# [How to complete this task]
Count the lines below that contain the word "label", and reply with that number alone.

(Records excerpted from a collection)
----------

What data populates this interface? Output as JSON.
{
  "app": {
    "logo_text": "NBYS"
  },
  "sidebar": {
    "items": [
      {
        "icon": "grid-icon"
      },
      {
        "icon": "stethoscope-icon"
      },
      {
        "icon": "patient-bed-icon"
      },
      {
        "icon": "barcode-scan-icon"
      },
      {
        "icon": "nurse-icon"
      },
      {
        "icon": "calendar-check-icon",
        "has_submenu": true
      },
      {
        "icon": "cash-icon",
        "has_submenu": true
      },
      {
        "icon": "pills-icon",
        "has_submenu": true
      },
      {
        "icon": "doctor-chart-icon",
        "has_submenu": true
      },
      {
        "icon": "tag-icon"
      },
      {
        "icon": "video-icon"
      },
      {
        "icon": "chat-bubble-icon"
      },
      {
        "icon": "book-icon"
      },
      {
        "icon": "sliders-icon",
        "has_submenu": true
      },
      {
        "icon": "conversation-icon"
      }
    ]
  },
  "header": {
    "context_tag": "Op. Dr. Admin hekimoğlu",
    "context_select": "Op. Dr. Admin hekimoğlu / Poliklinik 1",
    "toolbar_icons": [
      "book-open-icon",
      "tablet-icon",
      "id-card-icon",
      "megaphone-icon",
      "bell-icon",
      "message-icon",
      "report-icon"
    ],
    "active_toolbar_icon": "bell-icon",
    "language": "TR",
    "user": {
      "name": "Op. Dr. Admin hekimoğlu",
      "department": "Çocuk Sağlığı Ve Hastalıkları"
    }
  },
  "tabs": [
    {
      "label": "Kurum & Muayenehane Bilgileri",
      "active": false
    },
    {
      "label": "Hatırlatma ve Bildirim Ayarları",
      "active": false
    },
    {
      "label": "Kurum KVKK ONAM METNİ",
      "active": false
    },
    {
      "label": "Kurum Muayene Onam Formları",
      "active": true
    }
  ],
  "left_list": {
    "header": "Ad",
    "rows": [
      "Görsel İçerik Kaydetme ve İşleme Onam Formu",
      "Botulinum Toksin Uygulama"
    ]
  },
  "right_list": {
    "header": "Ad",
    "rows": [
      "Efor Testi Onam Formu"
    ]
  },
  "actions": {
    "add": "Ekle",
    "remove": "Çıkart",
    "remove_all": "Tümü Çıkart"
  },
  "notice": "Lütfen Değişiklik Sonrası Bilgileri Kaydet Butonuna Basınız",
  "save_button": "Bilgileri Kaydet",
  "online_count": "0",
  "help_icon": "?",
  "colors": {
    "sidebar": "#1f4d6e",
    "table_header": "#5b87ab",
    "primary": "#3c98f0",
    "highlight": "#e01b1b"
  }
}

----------

# [Answer space]
4